According to the American Diabetes Association, the normal blood sugar range for people with diabetes is between 80 to 130 mg/dL before meals. It should be less than 180 mg/dL about two hours after you begin eating. Your doctor will provide you with personalized target blood sugar values. Keep reading to learn more about how what you eat can affect your blood sugar, as well as which foods you may want to pick up at the grocery store or toss out of your pantry


When someone with diabetes has low blood sugar (hypoglycemia), a spoonful of sugar or honey can help raise glucose levels. However, sugar is often considered the nemesis of diabetes because of how quickly it can spike blood glucose levels when eaten alone. If you have diabetes, you should closely monitor your consumption of foods with a high glycemic index (GI). The GI measures how quickly a particular food raises blood sugar. Those foods with a high GI can cause unwanted spikes. This is especially true of refined sugar and other forms of simple carbohydrates like white rice, bread, and pasta.

Make sure that most of your carb choices are whole-grain, high-fiber options. Eating quick-digesting foods with other foods will help slow down their digestion and help you avoid spikes in blood sugar.
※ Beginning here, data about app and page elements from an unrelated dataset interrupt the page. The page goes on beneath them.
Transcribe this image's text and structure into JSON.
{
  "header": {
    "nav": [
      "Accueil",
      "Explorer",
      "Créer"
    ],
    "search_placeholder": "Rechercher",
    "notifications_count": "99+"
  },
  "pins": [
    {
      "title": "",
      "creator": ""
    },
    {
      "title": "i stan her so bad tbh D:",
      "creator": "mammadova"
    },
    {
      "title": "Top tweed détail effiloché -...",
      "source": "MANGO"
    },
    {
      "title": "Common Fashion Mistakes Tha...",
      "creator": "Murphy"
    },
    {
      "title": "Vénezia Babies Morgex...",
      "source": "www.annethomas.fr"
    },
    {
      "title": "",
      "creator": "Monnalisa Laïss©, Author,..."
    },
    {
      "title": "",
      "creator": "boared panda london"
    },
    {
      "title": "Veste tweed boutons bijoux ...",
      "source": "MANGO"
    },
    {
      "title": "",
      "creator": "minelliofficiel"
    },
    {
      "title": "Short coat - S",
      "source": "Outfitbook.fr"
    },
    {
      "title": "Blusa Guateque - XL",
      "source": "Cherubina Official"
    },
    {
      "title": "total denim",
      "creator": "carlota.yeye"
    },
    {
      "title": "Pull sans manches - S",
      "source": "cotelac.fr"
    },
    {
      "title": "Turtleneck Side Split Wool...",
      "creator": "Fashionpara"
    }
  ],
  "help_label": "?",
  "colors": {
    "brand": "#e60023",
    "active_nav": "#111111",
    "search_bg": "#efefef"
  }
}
Due to the high fiber content in most smoothies, they are a great option to add to your diet. Fibers actually dissolve in water and are further altered by the bacteria in our intestines. All fibers can slow the absorption of sugar and fat from food, and therefore help prevent spikes in blood sugar and blood fat after eating, possibly reducing the inflammatory response to food. Check out our collection of free smoothie recipes that you can integrate into your Type 2 Diabetes management plan. For a more in-depth strategy, take a quick look at our custom smoothie diet plan which works together with your schedule and needs to create a tailor made solution for you!